A physician should be consulted if symptoms persist or worsen. In most cases, a general physician can treat this condition.

Odynophagia Diagnosis:

The following diagnostic tests may be used to identify odynophagia:

An endoscopy is a procedure where a thin, lighted tube is inserted into the mouth and down the throat. The tube allows the doctor to view the lining of the esophagus and stomach.

A biopsy involves the removal of tissue from the esophagus for examination under a microscope. A pathologist views the tissue to check for signs of cancer or other abnormalities.

Odynophagia Causes:

There are several medical conditions that can lead to odynophagia. These include:

GERD (gastroesophageal reflux disease) is a condition that causes stomach acid to flow back up into the esophagus. This leads to inflammation that causes difficulty in swallowing.

Trauma to the head or neck may cause swelling of the throat that would block food and liquids from passing.

Cancer of the mouth, throat or windpipe can also lead to odynophagia.

Injury to the back of the mouth can also cause this condition.

Odynophagia Treatment:

Treatment for this condition will depend on the underlying cause of the problem. For example, following treatment for GERD may resolve odynophagia. Treatment for traumatic injury may also be required. In some cases, surgery may be required to remove excess tissue from the throat or esophagus or repair a tear in the esophagus lining.

Odynophagia Prevention:

While there are no preventative measures for this condition, treatment of the underlying causes may help to prevent further complications that can be caused by this condition.

Sources & references used in this article:

A rare cause of odynophagia and dysphagia: oesophageal lichen planus by N Antaki, D Abboud – Arab Journal of Gastroenterology, 2013 – Elsevier

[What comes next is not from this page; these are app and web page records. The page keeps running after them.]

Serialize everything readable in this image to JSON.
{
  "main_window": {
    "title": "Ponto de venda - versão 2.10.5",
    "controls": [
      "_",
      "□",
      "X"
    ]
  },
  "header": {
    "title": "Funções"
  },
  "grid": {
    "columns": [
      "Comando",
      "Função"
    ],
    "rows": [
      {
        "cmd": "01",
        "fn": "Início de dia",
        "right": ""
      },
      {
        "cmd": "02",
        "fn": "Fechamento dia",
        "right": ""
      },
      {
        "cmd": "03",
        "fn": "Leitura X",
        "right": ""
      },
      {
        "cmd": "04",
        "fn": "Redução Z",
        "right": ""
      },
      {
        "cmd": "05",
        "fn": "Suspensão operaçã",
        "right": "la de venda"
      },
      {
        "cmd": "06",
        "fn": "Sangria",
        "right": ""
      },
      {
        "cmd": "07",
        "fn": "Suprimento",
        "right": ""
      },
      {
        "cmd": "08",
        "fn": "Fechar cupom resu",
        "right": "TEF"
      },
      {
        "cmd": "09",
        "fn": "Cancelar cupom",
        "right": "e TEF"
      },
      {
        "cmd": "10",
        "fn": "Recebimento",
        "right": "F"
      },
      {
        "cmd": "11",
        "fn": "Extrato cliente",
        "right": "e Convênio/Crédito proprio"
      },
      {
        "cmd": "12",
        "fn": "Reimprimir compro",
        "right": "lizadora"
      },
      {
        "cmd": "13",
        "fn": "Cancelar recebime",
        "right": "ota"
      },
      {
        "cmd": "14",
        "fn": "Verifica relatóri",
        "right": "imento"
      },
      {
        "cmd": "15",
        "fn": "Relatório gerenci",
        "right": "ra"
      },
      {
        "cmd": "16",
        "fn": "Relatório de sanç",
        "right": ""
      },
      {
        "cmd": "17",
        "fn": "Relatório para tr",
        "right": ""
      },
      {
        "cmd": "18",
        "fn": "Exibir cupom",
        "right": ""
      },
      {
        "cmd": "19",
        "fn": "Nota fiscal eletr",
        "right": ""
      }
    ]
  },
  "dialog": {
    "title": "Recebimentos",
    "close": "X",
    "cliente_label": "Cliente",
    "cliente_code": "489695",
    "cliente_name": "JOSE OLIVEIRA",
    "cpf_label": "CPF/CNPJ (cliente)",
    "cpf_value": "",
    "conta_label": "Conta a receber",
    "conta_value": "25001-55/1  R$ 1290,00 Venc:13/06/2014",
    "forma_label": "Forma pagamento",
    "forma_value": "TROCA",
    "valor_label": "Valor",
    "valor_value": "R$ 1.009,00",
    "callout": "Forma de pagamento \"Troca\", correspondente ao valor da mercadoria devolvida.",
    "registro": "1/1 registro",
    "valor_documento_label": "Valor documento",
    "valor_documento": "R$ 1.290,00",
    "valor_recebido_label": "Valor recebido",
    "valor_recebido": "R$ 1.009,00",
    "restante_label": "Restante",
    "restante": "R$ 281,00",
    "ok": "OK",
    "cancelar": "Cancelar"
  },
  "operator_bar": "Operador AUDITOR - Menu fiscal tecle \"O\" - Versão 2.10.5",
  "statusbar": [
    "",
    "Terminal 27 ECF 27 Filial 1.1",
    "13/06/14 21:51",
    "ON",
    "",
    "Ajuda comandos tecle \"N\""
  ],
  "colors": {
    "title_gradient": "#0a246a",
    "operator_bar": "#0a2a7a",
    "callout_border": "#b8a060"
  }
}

Dysphagia, Odynophagia, Hoarseness in Elderly Man by JM Carter, D Cai, BA Moore – enttoday.org

Odynophagia Flags Possibility of Lodged Food, Perforation by RM Aronberg, SR Punekar, SI Adam – 2015 – pdfs.semanticscholar.org

A 36-year-old man with odynophagia by KM Ban, LD Sanchez, K Bramwell, JC Sakles… – Internal and emergency …, 2007 – Springer